Dunzo, the on-demand delivery platform, has announced its efforts to achieve corporate-level profitability within the next 12 months. This comes after its auditor, Deloitte, expressed doubts about the company’s ability to continue as a going concern due to substantial losses in FY23. Despite these challenges, Dunzo is making strategic moves to address its financial health.
In a statement, Dunzo highlighted its growing presence on the ONDC (Open Network for Digital Commerce) network, a strong logistics business, and the launch of “Dunzo Daily,” indicating its commitment to achieving corporate-level profitability within a year.
Dunzo’s FY23 losses increased by a staggering 288 percent, reaching Rs 1,802 crore, up from Rs 464 crore in the previous year. Deloitte cited the company’s high operational costs for building a customer base as the primary reason for these escalating losses. The liabilities exceeded the current assets by Rs 325.8 crore, creating uncertainty about the company’s ability to repay its creditors.
Dunzo’s Going Concern Status
Deloitte expressed concerns about Dunzo’s ability to continue as a going concern, given the gap between liabilities and assets. They suggested that the company’s future viability depends on securing additional funding and improving its business operations.
Dunzo clarified that Deloitte’s audit report was filed six months ago and that the company has made significant improvements since then. The platform’s gross merchandise value crossed Rs 1500 crore in FY23, and the company claimed that its business burn is now neutral. They successfully implemented cost-cutting measures and optimized their store network for Dunzo Daily.
Business Segments and Revenue
Dunzo pointed out that its logistics and business-to-business verticals are generating strong revenue growth. The business has been growing by over 128 percent while becoming gross merchandise neutral, indicating a shift towards financial sustainability.
Auditor’s Previous Concerns
This isn’t the first time Deloitte has raised concerns about Dunzo’s status as a going concern.
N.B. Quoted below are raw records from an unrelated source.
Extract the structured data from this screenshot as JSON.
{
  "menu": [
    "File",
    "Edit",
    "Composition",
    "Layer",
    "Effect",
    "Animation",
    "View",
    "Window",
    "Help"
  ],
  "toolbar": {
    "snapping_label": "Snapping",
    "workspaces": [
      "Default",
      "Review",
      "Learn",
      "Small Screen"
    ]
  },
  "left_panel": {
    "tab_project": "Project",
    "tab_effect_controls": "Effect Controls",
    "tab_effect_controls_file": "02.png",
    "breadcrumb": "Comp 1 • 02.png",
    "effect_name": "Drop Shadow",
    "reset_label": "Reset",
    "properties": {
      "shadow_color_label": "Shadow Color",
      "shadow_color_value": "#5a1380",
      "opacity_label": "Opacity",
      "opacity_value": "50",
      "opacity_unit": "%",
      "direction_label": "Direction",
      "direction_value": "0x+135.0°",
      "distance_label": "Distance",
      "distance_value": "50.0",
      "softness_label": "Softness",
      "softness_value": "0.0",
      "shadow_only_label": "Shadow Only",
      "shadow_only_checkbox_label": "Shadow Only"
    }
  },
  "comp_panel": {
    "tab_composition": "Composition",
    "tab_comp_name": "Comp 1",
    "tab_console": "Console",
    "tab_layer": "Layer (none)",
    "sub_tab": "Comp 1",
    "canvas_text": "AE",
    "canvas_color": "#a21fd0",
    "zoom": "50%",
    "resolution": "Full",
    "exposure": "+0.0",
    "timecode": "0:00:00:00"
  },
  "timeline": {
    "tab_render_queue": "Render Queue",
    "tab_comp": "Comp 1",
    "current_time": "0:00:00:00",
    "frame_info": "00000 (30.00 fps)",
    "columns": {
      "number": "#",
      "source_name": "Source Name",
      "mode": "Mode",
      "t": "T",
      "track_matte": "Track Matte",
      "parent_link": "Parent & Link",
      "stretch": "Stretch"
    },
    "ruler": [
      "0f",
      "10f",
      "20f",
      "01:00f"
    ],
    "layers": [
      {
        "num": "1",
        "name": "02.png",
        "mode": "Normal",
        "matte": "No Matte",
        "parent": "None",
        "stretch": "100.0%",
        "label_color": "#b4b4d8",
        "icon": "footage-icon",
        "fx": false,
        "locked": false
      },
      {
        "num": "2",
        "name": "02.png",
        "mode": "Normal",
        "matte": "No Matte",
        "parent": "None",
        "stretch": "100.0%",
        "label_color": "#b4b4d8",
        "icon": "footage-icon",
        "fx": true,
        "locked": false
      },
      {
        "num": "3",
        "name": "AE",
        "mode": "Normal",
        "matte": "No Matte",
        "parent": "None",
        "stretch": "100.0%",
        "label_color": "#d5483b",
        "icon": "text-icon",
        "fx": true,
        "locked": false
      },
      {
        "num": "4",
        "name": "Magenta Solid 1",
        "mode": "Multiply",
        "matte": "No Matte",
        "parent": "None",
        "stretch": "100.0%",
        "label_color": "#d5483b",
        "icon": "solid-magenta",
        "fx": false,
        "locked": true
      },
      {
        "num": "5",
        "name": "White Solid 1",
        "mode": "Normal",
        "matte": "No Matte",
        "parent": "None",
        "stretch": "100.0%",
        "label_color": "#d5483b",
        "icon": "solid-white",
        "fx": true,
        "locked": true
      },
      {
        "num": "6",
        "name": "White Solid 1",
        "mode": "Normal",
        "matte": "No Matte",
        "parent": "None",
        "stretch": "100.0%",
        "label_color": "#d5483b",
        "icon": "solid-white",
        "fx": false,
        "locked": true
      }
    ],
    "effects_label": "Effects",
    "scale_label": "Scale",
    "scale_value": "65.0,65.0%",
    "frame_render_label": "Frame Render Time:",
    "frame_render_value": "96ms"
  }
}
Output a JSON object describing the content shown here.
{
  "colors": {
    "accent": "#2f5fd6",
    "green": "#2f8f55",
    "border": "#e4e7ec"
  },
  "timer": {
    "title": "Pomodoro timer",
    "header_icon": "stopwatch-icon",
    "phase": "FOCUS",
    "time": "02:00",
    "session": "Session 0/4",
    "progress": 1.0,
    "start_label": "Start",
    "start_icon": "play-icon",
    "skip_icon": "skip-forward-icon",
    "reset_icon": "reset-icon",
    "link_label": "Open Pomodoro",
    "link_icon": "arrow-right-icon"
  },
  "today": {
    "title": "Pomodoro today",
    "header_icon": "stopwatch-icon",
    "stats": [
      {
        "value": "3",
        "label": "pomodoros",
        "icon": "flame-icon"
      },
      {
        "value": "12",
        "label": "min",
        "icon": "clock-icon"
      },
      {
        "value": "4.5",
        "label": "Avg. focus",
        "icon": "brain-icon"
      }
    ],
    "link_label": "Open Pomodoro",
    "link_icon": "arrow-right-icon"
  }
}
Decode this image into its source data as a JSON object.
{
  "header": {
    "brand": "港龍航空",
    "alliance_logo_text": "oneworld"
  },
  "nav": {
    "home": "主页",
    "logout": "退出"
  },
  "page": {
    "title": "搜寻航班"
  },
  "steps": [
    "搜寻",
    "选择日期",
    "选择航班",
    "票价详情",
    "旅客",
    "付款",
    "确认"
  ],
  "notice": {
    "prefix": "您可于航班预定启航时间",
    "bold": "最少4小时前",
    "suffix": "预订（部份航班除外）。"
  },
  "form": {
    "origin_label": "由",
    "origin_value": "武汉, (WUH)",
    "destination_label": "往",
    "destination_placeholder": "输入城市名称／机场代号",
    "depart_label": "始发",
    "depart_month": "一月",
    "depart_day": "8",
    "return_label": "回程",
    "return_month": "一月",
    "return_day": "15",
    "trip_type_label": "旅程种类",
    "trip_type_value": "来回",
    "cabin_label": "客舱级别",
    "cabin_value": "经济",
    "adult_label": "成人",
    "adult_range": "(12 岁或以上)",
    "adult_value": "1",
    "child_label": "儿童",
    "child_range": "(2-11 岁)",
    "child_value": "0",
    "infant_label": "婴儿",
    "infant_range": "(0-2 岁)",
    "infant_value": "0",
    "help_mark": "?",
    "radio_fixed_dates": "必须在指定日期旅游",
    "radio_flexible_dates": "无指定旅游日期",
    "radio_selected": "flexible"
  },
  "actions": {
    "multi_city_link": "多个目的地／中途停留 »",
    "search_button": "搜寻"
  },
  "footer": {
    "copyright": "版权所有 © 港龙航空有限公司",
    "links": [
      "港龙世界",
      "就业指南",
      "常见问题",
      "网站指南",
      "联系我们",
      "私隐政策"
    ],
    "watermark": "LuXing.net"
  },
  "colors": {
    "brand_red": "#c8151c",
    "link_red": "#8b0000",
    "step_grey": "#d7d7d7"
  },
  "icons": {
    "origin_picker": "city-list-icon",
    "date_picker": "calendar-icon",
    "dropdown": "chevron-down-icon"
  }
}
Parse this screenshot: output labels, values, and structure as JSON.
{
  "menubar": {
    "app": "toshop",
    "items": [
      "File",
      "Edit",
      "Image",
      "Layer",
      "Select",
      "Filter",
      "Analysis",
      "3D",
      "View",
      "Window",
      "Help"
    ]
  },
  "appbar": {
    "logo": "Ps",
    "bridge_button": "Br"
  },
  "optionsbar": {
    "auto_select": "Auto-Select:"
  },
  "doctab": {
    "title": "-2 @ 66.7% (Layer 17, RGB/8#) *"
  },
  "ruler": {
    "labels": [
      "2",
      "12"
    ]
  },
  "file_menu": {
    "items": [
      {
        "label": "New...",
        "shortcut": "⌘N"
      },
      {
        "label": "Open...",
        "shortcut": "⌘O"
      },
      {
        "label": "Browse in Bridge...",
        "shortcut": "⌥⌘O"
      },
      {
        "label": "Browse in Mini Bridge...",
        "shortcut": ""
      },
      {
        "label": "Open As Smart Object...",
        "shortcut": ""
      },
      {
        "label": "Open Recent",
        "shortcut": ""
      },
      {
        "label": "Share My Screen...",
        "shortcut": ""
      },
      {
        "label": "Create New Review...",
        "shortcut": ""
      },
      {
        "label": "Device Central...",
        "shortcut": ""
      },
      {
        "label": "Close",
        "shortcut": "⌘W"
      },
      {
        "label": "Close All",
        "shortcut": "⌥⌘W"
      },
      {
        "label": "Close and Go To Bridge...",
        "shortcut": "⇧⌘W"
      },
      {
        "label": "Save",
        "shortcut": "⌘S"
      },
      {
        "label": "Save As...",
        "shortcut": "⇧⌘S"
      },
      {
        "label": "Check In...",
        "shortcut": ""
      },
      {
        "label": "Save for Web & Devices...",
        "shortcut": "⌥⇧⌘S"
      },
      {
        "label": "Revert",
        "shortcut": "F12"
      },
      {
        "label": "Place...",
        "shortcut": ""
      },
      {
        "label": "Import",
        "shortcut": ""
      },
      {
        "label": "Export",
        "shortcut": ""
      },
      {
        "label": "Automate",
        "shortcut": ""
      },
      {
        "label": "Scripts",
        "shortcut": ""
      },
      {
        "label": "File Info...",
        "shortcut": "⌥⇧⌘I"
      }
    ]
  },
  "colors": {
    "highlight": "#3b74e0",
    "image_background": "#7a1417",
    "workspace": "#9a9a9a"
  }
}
Similar issues were flagged in FY22. However, the challenges faced by the company have since escalated. Over the past several months, Dunzo has taken drastic measures to control its cash burn, including laying off hundreds of employees, closing dark stores, and holding back salaries.
In FY23, Dunzo’s expenses increased fourfold to Rs 2,054 crore, largely driven by substantial advertising spending. In FY22, the company’s expenses were significantly lower at Rs 532 crore. Despite these challenges, Dunzo reported a remarkable increase in revenue from operations, reaching Rs 226 crore in FY23 from just Rs 54 crore in FY22.
Changes in Board and Investors
Five members, including co-founders Dalvir Suri and Mukund Jha, as well as representatives of investors like Reliance Retail and Lightrock, have reportedly exited Dunzo’s board. This indicates a reshuffling of leadership and stakeholder involvement within the company.
Dunzo has secured a total of $498 million in funding from notable investors such as Google, Reliance, Alteria Capital, and Lightrock India. This funding history suggests significant backing and interest in the company’s potential.
Despite significant financial challenges and concerns from its auditor, Dunzo remains determined to achieve corporate-level profitability within the next 12 months. The company’s strategic initiatives, cost-cutting measures, and optimization of its business segments demonstrate its commitment to financial sustainability in a competitive on-demand delivery market.